Having ANT+ and Bluetooth really opens your options up as to the accessories you want to pair to.
Screen & battery life
What I really love about this watch is it’s super long battery life.
It lasts for days and days even if you’re tracking exercises. Even if you wear it 24/7 with heart rate tracking turned on.
What really helps this watch last for days and days is its LCD screen that uses ambient light to keep things visible.
That means you’ll only use the backlight when it’s too dark. Contrast this with most smartwatches which use AMOLED screens that require constant backlighting. Meaning if you do your workouts in the sun, your battery life will suffer.
With Wear OS watches, you’ll be charging it daily because of their LED screens.
Whereas with the Garmin Fenix 6, charging it weekly is not an uncommon thing, which is quite uncommon for a smart device.
Why the Fenix 6 and not the Polar Vantage V?
The Polar Vantage V is a great smartwatch but not my preferred sports smartwatch.
It has a touchscreen unlike the Fenix 6. But its touchscreen is pretty bad, so much so I sometimes would rather hazard a guess at which one of its five buttons is the right one to press. The Fenix 6 has the same amount of buttons and sometimes I end up making guesses too.
One main difference for sport gadget enthusiasts is the lack of ANT+. That means that you can’t pair the Polar Vantage V with a lot of sports accessories. This is a real bummer if you have stuff like power meters for your bike.

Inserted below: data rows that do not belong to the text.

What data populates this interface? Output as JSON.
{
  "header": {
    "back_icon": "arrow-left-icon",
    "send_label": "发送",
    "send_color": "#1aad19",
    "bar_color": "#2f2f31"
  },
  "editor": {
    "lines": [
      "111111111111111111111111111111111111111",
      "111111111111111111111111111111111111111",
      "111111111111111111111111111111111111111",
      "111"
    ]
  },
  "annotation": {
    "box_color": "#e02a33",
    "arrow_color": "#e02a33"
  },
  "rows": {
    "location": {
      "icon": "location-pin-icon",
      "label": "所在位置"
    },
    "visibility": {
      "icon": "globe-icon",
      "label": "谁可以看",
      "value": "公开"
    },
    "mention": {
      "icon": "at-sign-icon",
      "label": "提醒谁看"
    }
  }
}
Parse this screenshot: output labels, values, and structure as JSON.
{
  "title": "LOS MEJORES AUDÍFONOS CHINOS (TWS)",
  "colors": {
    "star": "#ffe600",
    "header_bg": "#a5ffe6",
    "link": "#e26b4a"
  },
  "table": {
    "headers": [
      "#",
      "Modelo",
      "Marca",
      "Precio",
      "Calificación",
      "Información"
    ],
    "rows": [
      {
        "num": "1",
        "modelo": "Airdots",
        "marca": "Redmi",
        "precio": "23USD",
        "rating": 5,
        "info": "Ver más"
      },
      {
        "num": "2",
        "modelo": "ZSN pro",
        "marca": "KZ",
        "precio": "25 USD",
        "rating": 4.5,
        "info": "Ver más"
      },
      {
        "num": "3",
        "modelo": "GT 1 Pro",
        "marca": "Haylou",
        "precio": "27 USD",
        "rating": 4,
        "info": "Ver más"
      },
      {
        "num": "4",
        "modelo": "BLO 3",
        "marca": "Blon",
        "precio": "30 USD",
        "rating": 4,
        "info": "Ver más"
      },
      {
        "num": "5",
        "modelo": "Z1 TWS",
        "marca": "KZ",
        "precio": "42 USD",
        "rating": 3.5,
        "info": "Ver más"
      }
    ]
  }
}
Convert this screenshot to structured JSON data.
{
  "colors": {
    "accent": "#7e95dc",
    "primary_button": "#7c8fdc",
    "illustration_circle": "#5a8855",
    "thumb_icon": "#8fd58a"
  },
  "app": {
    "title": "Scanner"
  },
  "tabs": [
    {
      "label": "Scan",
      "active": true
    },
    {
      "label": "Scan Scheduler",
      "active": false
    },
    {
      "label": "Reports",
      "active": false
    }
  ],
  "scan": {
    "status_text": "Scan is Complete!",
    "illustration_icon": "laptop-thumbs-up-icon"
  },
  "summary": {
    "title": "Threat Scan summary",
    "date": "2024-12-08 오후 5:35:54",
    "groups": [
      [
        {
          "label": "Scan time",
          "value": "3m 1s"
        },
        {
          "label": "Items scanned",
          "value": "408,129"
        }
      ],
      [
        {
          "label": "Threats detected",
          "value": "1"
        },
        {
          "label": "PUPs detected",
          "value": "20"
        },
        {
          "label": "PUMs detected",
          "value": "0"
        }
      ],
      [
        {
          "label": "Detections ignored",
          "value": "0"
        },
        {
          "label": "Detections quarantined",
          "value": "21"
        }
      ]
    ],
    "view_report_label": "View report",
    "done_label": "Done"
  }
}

And remember how much I liked maps on the Garmin Fenix 6? Well, there isn’t anything like this here. Even cheap Wear OS watches have this feature so it’s a bit of a pity that the Polar Vantage V doesn’t.
In fact, the Vantage V has no app store. Pretty much what you get when you first unbox the smartwatch is what you’ll have for its lifespan. Polar did implement some new features in past updates such as the breathing timer app.
One little annoyance I have with the Vantage V is that there’s no way to turn off the watch. So I end up with a watch that’s always drained because I am reviewing some other watch and left it alone.
Another minor difference is that the Polar Vantage V does not have a NFC chip and therefore you can’t use contactless payments as you could with the Fenix 6’s Garmin Pay.
Let’s put it this way: the Polar Vantage V is a great smartwatch for runners but it offers nothing special for a cyclist. If you are a runner, then I’d say there are good reasons to consider the Vantage V such as its power meter that estimates power output when running and its training planner.
You just can’t go wrong with the Garmin Fenix 6 Pro/Sapphire
I think it’s very important to have the maps feature on the Fenix 6 and it’s worth paying the extra money for it.
The maps have brought me significant convenience and because the battery life of the Fenix 6 is fantastic, you can go on a century and still have battery left, even if you were tracking your exercise for the whole day.
Then there’s the superior analyses that the watches can give with the data just from its heart rate sensor. I can’t think of another watch that gives you such good coaching pointers. To add to that, I think the exercise routines that you can generate to prepare for a cycling race is also very useful to keep motivated.
Finally: ANT+. This is a standard used across many sports accessories and so it is a real pity that the Polar Vantage V doesn’t have it. But the Garmin Fenix 6 does, so it’s definitely more dynamic should you want to add some gadgets to it whether it’s a crank power meter or a temperature sensor.